Not only had the overall quality of the used (I mean, pre-owned) car marketplace improved, but it was now tiered. The perception was ‘quality’ was no longer mutually exclusive to ‘new’ vehicles. In teams of car-buying, CPO programs make it possible to ‘have your cake and eat it too’. But we should never let it diminish the fact that there are benefits to buying almost any used, or pre-owned vehicle.
Benefits of Buying Pre-Owned
That right. Whether or not a pre-owned vehicle qualifies as Certified, it holds certain value above a new car. How so?
First, consider depreciation. Aside from the cliched mention of a new car losing value once it rolls off the dealer’s lot, many consumers lack a true understanding of vehicle depreciation. Yes, a car loses value once it rolls off the dealer lot…approximately 11% in fact. This means that your brand-new $30,000 ride would be valued closer to $27,000 if you chose to drive right back onto the dealer lot.

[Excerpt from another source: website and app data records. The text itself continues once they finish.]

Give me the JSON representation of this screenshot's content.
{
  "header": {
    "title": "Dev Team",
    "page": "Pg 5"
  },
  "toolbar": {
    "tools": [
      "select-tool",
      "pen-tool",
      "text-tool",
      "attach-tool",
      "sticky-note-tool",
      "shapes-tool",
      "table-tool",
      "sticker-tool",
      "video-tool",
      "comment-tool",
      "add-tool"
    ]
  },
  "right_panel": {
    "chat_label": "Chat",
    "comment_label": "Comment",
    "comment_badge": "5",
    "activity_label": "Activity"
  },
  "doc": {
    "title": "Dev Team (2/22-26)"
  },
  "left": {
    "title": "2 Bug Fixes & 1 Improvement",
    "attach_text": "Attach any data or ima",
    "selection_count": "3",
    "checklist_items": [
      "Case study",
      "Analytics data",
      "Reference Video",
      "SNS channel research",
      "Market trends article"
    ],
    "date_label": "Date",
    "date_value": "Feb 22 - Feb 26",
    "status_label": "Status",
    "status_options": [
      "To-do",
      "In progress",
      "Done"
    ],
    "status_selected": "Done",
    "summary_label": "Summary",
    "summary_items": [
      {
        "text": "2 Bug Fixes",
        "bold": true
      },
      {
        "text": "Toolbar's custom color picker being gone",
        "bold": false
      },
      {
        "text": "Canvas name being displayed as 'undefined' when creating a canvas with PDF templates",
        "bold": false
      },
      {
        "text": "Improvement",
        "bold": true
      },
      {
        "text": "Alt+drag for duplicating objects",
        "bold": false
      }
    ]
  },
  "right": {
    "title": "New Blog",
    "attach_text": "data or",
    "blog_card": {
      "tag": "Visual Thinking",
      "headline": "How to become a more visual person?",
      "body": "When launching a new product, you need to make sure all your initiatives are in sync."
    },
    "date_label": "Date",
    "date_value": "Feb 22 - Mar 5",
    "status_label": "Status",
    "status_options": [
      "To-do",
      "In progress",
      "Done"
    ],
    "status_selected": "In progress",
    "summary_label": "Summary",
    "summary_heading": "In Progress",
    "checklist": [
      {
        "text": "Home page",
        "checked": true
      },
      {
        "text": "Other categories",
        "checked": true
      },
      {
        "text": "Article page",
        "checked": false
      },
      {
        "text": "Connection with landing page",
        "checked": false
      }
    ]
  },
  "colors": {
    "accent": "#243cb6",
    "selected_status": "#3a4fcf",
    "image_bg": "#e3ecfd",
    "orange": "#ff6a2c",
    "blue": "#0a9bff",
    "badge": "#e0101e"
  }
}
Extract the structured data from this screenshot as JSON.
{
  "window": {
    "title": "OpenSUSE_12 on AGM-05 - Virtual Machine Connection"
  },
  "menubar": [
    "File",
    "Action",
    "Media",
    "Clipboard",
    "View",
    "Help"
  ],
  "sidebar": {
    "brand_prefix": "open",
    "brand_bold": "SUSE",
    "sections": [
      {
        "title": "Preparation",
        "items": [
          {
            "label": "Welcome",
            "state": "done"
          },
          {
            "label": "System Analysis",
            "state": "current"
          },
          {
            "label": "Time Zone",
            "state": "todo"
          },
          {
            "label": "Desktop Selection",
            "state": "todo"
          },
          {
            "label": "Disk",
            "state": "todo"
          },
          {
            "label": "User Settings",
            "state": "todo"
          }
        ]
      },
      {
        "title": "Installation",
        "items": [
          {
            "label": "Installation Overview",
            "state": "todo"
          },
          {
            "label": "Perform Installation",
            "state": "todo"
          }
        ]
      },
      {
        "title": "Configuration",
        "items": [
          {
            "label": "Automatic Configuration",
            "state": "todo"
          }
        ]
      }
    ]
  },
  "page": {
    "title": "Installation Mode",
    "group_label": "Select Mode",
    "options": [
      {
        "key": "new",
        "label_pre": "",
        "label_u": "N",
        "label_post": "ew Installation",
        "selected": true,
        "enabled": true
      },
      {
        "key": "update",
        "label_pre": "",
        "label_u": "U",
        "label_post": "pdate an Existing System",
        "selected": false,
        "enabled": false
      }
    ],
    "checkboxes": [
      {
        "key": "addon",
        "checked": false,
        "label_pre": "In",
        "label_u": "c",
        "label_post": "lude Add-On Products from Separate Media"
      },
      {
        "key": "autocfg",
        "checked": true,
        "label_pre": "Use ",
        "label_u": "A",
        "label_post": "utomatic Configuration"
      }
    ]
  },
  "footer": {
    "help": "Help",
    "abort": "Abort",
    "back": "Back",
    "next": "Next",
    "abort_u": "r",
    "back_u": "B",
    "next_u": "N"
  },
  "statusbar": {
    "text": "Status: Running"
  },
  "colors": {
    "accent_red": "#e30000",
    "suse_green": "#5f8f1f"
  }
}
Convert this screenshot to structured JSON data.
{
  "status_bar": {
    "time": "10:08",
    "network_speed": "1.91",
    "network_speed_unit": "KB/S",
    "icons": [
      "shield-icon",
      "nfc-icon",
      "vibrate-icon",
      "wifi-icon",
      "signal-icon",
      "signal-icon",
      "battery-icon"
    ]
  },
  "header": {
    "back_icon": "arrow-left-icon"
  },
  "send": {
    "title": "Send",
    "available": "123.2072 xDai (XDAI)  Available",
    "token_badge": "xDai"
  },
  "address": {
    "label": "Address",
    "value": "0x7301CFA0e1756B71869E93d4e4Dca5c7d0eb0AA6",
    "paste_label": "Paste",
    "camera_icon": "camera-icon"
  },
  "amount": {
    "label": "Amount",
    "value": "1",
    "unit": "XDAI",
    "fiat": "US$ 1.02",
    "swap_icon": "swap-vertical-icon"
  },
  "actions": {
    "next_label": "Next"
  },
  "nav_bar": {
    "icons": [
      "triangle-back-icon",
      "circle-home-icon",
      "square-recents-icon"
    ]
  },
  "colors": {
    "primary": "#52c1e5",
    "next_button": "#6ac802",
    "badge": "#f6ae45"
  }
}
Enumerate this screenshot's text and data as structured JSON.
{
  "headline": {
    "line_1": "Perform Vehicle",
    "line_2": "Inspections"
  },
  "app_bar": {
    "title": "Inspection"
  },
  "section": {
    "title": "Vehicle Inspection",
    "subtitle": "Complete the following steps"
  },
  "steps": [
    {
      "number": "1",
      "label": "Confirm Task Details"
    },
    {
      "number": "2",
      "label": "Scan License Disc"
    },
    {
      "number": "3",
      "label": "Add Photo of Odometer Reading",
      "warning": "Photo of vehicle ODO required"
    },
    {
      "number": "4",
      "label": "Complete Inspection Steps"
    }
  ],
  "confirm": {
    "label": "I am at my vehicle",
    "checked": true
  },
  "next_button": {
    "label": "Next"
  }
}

Drive it for a year, and it will be valued closer to $22,000. After three years, you should expect it to be around $17,000 while five years of ownership will bring its valuation closer to $11,000. This rate of depreciation means that, depending on the amount of the original downpayment as well as the terms of financing, you could owe more than the vehicle is worth at almost any point during the term of your loan. While the impact will be minimized if you keep that vehicle for an extended period of time (5-10 years) you could be losing money immediately if you plan to trade it in within the first three years.
Buying a used vehicle allows the previous owner to shoulder the burden of depreciation. You’ve empowered yourself to buy it for significantly less, and are essentially getting ‘more car for your money’. In addition, you can expect significant decreases in sales tax, registration fees and even excise tax in most states.
Buy What’s Right For You
As mentioned, we’re not here to discourage you from buying a new vehicle. If anything we want you to make the decision that best suits your needs. But with all the other choices to make, it’s easy to get distracted from considerations that have a very real impact on your finances. Take the time to explore all of your options, and to understand how they affect your financial standing and long-term goals.